General Plan/Zoning Consistency
CHRP argued that the 2011 Project involved “rampant commercial activity” associated with the production, storage, and sale of printed materials, and therefore was inconsistent with the General Plan’s Resources and Rural Development (RRD) designation covering the Ratna Ling property, which permits “visitor serving uses,” and the related zoning ordinance, which includes “noncommercial clubs and lodges” as an allowable use, along with “accessory” buildings and uses that are appurtenant to the operation of allowable uses. The appeals court rejected this claim, finding no evidence in the record that Ratna Ling’s printing activities were undertaken for profit: the undisputed evidence showed that 98 percent of its total printing output was given away for free, only 11 percent of its total revenue came from printing operations, and proceeds from those operations were used to support the production of more religious texts. The court held that these operations were not inconsistent with Ratna Ling’s primary function as a religious retreat “merely because some of its output enters the stream of commerce.”

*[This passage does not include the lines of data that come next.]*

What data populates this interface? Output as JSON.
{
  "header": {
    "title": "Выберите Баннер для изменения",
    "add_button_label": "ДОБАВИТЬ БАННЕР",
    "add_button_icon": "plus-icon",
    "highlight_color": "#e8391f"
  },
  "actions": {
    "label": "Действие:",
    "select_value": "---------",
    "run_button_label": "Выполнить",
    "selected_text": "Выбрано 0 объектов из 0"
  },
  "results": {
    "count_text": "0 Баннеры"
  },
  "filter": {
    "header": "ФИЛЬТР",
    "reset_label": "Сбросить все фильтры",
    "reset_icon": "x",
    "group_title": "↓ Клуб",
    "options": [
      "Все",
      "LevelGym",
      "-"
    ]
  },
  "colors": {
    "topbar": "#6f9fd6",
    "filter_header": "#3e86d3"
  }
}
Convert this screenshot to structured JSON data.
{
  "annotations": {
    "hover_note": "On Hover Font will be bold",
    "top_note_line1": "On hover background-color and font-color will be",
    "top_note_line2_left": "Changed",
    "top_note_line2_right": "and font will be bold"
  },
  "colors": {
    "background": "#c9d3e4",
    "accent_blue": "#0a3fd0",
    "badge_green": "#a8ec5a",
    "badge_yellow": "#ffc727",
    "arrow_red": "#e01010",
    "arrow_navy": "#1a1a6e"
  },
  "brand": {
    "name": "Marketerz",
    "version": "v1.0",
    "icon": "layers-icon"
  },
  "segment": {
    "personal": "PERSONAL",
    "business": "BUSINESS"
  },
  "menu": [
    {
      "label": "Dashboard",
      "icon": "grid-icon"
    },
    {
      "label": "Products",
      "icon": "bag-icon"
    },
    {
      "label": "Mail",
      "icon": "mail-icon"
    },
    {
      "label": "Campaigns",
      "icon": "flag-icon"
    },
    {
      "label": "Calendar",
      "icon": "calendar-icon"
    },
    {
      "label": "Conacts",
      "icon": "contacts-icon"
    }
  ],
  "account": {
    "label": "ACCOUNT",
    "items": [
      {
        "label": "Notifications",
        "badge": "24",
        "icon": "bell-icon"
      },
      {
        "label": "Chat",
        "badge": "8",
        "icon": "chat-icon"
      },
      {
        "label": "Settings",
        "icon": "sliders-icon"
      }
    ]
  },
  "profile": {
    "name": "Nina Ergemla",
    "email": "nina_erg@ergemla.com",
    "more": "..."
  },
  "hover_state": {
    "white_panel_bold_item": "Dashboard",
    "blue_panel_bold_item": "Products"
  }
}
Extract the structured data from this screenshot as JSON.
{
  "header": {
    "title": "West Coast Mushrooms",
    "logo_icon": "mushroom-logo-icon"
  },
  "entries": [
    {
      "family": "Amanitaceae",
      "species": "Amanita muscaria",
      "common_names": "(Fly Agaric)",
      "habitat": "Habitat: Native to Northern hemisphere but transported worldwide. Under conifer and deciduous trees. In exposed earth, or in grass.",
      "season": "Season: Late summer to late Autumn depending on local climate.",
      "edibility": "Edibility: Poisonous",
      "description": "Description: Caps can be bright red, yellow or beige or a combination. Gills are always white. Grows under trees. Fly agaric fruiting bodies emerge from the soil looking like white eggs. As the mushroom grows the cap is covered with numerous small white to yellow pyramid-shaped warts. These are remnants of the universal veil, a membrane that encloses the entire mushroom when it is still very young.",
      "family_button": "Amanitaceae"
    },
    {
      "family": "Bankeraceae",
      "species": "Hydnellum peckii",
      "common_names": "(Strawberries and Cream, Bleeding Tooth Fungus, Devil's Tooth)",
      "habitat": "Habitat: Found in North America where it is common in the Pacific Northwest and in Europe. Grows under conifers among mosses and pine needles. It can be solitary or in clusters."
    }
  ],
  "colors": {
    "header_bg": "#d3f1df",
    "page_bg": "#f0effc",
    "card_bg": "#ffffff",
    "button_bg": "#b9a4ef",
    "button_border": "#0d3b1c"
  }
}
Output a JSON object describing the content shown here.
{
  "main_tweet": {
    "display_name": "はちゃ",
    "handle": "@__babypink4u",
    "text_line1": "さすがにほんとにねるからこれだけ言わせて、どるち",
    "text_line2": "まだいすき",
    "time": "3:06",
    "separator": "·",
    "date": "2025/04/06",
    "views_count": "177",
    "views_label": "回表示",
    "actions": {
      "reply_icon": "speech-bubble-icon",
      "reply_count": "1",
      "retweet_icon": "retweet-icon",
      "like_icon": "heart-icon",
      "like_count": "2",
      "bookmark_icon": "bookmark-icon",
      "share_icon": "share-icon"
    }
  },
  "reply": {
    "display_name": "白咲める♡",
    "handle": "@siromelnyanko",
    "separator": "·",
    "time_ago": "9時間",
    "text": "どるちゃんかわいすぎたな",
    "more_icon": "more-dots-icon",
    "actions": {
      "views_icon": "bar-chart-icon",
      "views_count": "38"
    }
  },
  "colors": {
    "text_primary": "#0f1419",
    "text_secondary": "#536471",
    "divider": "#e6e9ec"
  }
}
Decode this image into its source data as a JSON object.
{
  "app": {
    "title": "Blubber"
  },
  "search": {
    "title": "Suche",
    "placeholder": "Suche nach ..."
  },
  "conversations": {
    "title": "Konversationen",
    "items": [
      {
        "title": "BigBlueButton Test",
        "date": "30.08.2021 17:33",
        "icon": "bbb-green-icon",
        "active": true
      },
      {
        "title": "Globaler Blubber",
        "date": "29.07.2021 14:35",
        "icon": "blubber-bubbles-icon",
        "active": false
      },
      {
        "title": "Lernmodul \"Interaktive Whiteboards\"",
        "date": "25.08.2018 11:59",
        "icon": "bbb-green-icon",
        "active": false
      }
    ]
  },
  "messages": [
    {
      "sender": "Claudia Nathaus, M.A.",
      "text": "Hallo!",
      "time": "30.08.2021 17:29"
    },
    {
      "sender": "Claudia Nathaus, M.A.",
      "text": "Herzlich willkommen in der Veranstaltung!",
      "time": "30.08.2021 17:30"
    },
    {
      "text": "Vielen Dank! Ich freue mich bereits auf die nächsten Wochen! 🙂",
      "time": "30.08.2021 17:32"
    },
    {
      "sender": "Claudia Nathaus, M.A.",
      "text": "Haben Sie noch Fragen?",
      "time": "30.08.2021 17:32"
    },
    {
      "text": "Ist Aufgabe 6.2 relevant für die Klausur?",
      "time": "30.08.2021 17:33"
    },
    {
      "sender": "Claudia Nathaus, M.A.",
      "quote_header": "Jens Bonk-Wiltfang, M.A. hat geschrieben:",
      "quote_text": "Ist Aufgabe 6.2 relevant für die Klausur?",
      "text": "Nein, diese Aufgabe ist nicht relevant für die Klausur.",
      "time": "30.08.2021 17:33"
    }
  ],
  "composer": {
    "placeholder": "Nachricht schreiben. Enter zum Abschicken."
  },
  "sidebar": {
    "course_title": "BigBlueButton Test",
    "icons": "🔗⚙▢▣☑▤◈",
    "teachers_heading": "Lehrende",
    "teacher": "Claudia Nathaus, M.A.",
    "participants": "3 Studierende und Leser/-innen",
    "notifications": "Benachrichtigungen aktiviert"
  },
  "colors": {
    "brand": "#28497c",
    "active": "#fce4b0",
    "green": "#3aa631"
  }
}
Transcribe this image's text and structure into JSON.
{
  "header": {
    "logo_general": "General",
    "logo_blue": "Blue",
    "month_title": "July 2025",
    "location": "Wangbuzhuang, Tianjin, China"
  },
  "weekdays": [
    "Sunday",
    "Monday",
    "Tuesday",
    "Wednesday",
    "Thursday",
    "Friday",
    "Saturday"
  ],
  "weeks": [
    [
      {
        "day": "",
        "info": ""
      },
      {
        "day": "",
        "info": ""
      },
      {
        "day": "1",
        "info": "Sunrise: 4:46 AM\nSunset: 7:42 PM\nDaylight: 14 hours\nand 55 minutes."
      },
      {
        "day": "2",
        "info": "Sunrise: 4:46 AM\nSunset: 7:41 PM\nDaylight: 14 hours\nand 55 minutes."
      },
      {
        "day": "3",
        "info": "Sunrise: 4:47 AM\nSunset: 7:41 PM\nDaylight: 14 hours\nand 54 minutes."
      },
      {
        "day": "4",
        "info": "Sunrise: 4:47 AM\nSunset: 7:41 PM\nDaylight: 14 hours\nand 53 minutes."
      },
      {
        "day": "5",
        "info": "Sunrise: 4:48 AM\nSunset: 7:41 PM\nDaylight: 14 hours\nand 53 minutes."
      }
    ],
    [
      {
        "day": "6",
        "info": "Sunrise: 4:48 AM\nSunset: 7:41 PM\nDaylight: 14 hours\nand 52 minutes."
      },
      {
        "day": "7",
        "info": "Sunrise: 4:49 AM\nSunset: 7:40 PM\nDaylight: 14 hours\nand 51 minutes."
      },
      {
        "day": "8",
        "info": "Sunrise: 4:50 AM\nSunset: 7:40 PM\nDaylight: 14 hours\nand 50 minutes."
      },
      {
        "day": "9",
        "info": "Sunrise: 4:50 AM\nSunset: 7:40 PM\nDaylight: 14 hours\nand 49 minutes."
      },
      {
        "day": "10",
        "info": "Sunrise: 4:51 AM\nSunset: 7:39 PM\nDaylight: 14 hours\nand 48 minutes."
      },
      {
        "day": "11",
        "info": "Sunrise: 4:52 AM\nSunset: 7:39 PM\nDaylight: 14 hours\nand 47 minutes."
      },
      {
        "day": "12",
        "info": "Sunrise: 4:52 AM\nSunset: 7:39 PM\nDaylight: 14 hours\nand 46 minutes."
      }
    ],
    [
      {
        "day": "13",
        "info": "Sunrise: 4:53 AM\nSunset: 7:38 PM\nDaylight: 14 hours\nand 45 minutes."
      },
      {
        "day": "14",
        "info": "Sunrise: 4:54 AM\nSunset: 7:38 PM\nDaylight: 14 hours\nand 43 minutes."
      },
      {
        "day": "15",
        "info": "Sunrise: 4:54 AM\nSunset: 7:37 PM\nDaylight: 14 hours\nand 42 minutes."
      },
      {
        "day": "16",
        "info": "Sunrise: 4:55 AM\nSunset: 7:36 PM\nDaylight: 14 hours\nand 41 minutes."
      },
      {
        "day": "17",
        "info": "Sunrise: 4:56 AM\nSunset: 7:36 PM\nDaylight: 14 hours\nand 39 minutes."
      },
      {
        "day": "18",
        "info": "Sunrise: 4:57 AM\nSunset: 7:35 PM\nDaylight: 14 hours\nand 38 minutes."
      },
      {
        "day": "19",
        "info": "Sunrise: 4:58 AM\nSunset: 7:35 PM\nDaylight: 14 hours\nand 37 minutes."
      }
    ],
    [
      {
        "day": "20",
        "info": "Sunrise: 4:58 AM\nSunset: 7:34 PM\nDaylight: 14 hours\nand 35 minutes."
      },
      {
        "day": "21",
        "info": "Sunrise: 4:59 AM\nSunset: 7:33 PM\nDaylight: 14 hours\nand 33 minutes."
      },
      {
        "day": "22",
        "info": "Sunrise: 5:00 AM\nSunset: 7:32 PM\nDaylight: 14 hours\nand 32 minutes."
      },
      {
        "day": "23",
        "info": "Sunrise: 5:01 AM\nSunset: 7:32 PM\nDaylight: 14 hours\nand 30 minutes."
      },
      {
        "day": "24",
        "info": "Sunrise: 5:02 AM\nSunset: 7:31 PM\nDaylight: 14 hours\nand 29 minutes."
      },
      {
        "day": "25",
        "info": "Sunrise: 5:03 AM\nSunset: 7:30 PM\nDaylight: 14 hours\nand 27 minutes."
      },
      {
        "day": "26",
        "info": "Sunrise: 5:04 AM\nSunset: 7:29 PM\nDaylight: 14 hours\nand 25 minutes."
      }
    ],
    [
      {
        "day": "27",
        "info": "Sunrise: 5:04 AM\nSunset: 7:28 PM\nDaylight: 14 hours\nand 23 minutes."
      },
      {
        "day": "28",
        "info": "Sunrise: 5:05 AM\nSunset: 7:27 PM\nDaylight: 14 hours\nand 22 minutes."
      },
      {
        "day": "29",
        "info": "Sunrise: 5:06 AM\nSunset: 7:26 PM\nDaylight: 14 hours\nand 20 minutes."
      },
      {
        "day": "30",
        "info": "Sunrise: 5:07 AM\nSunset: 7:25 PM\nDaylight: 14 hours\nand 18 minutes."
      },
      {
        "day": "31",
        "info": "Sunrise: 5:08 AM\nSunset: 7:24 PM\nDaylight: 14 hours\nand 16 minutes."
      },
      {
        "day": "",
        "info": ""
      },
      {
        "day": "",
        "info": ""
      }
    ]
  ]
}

The court also rejected CHRP’s claim that the printing operations should be deemed “industrial” uses inconsistent with the RRD designation: though the printing operations intensified over time, the County did not abuse its discretion in categorizing those operations as ancillary to the retreat center use. Finally, the court found that the BOS “fully considered the County’s land use policies and the extent to which the 2011 Project conforms to those policies,” and, given the deferential standard of review, the court would not reweigh conflicting evidence or substitute its judgment for that of the BOS.
The Court also found that (1) CHRP failed to exhaust its administrative remedies with respect to its argument that adoption of the SMND violated California Constitution provisions relating to the establishment of religion, and (2) CHRP failed to exhaust its administrative remedies with respect to its claim that the County engaged in impermissible spot zoning when it approved the 2011 Project, and, even if it had exhausted this claim, nothing in the record or the relevant zoning regulations suggested that the County had violated Government Code section 65852 by authorizing a use at Ratna Ling that was prohibited at all other parcels in the same zone.